San Francisco’s historic, coastal dining destination the Cliff House has been in the news a lot this week for a place that’s been reportedly permanently closed for more than a month. On Wednesday we learned that a new restaurant will likely open there again, as the National Park Service that owns the building has done an about-face and is now immediately interested in finding a new restaurant tenant. That same day, the Cliff House announced on Facebook they had scheduled an auction of all the decorative historical items (and some back-of-the house restaurant hardware), in a March 4-5 online auction to be handled by the firm Rabin Worldwide.

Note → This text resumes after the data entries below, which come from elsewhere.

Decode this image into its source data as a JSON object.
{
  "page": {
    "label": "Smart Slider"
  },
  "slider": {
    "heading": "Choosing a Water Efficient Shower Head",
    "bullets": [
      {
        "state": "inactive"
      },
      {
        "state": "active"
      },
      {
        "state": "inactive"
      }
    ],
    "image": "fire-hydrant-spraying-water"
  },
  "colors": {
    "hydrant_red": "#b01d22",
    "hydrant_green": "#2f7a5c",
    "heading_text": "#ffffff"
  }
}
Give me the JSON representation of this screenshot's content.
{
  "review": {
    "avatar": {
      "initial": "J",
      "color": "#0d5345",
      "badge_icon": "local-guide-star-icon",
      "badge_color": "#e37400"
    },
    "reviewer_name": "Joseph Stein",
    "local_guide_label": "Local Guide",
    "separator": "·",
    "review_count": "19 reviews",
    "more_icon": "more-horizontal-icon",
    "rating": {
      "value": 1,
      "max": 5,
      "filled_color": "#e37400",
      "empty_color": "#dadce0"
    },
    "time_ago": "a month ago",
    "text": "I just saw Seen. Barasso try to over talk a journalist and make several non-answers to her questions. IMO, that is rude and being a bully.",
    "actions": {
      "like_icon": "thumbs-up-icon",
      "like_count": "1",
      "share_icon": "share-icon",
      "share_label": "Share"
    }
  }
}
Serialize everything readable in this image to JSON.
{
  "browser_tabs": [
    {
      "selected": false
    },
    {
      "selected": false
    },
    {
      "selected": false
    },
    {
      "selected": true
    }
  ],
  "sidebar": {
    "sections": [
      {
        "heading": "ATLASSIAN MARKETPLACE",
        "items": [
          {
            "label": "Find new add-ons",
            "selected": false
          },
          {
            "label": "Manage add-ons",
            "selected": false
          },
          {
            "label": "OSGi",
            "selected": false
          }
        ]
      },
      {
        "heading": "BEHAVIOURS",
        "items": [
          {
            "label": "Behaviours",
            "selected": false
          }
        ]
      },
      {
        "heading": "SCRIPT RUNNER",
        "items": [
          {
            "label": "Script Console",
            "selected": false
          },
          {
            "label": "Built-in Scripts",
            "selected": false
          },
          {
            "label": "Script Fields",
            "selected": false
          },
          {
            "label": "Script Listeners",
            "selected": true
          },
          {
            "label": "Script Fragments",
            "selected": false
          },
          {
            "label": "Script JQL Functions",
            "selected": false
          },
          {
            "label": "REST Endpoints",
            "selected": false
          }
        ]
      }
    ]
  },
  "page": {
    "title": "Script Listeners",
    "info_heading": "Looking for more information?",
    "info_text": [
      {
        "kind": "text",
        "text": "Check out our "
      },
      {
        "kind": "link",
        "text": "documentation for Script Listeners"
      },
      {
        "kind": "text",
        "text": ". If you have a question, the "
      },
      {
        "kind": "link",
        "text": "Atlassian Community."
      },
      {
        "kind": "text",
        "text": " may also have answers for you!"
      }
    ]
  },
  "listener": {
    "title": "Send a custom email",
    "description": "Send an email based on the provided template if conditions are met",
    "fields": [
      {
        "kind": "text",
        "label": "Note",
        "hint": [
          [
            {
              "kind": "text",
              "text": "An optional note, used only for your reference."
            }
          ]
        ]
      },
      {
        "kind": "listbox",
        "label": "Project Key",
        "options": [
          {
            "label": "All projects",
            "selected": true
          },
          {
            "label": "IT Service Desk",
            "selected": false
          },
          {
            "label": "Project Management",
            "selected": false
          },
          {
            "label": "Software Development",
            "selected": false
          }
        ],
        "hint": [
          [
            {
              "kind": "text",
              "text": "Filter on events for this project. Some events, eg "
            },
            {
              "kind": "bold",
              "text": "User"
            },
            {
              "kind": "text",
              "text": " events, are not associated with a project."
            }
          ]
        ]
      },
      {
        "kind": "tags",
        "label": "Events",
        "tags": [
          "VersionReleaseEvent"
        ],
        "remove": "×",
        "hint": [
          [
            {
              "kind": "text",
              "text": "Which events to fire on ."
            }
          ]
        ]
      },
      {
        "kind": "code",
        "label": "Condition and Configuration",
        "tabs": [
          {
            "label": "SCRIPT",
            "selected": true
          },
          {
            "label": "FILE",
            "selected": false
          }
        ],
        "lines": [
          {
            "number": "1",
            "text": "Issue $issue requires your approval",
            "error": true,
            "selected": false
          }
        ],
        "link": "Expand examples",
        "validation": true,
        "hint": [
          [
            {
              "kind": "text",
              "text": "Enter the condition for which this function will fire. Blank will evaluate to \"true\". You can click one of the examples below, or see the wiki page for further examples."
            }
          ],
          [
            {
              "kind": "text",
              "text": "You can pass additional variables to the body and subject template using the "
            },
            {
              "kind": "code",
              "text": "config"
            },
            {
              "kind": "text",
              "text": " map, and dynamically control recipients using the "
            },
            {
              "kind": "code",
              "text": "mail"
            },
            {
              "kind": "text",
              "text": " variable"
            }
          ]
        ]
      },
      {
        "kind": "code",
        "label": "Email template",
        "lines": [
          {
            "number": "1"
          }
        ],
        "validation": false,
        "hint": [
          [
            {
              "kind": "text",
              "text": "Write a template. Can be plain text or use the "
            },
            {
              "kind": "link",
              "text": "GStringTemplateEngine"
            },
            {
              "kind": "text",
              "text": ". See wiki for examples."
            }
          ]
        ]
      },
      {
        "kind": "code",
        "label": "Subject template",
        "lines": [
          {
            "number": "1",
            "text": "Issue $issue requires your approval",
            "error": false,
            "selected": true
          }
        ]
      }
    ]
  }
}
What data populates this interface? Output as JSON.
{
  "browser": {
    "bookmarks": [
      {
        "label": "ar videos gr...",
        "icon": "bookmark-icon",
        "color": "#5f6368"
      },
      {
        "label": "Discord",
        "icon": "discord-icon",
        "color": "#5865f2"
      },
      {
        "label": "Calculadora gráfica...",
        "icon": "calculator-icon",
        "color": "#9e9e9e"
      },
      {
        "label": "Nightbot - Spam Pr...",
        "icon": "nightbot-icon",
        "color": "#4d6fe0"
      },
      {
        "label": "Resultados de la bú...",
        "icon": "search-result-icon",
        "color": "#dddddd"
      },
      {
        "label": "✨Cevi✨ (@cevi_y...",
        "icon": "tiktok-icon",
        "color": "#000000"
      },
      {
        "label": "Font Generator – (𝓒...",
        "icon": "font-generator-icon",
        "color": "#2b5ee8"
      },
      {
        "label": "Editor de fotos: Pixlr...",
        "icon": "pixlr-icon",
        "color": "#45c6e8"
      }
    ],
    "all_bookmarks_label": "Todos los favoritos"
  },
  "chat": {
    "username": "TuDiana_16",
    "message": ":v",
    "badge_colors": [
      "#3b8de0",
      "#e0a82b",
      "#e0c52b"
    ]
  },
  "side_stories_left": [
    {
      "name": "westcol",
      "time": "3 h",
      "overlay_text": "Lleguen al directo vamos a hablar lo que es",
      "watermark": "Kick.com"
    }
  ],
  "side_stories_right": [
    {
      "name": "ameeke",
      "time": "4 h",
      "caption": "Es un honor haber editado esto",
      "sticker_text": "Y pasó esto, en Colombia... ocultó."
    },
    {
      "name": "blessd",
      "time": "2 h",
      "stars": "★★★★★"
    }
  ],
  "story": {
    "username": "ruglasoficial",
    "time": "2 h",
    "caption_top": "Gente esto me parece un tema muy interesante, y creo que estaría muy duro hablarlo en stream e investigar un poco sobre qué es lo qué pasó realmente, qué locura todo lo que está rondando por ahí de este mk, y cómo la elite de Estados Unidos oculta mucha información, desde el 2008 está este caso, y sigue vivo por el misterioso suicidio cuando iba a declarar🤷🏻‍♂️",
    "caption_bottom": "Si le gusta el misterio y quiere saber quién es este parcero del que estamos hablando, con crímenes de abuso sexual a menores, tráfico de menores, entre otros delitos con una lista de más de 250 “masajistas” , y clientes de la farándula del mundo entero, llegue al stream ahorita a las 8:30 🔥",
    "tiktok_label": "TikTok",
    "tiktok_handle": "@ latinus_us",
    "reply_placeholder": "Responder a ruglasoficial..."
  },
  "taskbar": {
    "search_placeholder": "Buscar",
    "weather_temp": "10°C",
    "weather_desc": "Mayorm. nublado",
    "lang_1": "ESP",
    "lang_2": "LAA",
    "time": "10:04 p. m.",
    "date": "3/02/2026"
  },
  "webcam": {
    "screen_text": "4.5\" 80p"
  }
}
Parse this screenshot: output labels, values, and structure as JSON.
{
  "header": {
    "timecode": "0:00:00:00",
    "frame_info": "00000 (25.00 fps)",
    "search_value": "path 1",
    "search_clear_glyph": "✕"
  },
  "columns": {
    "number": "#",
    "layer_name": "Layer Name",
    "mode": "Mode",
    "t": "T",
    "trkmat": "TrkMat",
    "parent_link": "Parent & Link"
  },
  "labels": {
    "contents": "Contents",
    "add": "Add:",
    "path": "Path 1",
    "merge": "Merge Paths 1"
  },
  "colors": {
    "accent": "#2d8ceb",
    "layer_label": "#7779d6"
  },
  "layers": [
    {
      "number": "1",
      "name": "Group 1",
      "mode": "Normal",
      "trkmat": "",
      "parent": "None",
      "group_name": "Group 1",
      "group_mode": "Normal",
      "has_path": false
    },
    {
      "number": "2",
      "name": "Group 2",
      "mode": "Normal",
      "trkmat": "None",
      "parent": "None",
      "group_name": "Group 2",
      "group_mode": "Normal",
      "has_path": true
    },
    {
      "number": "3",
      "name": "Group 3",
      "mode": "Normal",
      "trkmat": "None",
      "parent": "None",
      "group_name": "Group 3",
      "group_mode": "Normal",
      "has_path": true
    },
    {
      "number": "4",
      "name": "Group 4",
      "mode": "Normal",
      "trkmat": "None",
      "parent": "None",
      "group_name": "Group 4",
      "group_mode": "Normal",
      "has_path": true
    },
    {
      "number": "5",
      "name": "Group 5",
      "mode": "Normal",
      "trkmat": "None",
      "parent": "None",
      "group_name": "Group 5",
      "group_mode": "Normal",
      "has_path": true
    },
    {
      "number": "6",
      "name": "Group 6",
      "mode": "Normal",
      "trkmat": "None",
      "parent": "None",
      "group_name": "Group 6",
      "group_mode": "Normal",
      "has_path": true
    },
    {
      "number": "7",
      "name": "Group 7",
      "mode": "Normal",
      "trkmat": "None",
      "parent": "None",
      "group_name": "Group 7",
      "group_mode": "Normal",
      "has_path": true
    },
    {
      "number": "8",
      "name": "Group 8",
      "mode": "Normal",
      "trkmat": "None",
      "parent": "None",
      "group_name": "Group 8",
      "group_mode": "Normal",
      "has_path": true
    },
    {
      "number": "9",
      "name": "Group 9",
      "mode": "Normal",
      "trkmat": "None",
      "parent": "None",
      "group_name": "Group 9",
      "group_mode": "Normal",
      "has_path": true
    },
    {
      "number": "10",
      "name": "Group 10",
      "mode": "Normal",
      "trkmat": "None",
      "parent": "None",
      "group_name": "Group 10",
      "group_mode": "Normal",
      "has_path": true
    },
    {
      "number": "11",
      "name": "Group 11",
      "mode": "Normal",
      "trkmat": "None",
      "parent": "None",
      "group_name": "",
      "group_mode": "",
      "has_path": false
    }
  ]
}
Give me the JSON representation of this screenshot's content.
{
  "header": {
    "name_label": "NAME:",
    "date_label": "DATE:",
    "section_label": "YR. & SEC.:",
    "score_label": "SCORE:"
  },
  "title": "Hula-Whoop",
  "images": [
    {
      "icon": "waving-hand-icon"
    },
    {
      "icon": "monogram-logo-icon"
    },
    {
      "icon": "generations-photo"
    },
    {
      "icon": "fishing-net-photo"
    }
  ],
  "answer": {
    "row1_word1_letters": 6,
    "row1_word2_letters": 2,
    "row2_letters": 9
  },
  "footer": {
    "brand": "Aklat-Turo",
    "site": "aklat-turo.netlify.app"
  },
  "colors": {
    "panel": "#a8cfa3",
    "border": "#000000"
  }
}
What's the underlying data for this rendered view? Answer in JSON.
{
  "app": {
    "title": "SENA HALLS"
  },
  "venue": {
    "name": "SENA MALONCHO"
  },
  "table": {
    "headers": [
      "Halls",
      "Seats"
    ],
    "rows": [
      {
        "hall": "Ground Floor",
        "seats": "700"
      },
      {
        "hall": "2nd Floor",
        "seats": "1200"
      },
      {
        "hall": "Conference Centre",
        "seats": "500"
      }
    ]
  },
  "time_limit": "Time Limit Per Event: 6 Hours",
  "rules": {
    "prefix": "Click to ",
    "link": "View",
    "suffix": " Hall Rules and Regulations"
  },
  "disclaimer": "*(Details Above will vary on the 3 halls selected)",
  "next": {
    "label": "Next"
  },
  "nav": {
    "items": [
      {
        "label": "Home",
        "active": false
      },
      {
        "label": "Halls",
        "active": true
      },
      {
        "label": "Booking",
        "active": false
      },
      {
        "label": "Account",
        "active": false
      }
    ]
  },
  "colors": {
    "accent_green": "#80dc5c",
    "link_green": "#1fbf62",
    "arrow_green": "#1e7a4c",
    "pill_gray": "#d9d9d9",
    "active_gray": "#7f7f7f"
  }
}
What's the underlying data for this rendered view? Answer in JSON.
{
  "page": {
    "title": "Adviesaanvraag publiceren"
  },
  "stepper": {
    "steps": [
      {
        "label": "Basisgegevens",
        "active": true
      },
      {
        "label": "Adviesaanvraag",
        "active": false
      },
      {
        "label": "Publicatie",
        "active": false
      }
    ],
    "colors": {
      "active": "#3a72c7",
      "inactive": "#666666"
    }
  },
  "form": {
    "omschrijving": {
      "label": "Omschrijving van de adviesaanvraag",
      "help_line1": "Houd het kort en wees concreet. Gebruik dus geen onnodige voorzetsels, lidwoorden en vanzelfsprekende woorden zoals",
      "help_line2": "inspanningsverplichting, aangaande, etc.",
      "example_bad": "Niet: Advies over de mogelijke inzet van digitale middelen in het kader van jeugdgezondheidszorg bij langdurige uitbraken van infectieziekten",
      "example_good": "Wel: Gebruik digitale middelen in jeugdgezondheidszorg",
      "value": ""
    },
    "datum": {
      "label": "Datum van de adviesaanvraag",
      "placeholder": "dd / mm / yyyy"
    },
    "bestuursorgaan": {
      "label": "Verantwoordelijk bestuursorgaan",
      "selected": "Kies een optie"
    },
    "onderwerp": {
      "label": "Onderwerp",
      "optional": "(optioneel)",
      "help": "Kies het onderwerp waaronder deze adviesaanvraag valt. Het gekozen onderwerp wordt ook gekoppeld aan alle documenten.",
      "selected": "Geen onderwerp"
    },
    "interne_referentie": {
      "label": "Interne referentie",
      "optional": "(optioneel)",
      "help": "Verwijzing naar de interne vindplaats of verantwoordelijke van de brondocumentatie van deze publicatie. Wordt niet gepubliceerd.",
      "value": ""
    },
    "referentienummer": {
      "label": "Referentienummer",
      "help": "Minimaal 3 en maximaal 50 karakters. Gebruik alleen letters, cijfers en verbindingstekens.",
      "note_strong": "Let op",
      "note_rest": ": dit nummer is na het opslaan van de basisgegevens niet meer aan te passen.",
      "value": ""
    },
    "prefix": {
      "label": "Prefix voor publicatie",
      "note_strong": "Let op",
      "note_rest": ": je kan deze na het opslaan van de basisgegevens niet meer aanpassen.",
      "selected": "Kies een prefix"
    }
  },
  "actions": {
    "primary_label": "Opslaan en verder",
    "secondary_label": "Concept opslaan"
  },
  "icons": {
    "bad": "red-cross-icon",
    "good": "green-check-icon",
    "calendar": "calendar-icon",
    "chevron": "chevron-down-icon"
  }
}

That auction may be a little lighter, though, as the Chronicle now reports on a January 26 burglary of the Cliff House where thieves allegedly took “Historic art, tools and an early 1900s bathing suit from the old Sutro Baths valued at $2,000.”
They broke into Cliff House before dawn & stole items, including this “Sutro Baths” bathing suit - worth $2K - that people wore at the former saltwater swimming pool in the early 1900s, per @USPP_SFFO. Recognize them? pic.twitter.com/3SjetkSKcm— Henry K. Lee (@henrykleeKTVU) February 4, 2021
KTVU’s Henry Lee obtained some surveillance footage photos of the suspects, as well as the aforementioned vintage bathing suit swiped, an artifact from the early 1900s Sutro Baths facility at the base of the cliff.
And yes, as several Twitter commenters noticed, one suspect has what appears to be a police department logo on his right sleeve.
"Thankfully the thieves did not take a lot of stuff," Rabin Worldwide principal Orlee Rabin told the Chronicle. "They did take a variety of interesting items, but they actually left some behind. They took them out of the building and then left them on the street, and a bystander was about to go for a run at Ocean Beach and saw them and realized where they were from and managed to get them back to the Cliff House."
SFGate has a photoset of the items stolen from the Cliff House, which also include some historical art and framed vintage photos. These did not belong to the National Park Service that owns the building, but to the Hountalas family that owned the Cliff House restaurant itself.
Anyone with information on the incident or the suspect pictures can leave an anonymous tip with the National Park Service Park Police at 415-561-5150 or or [email protected]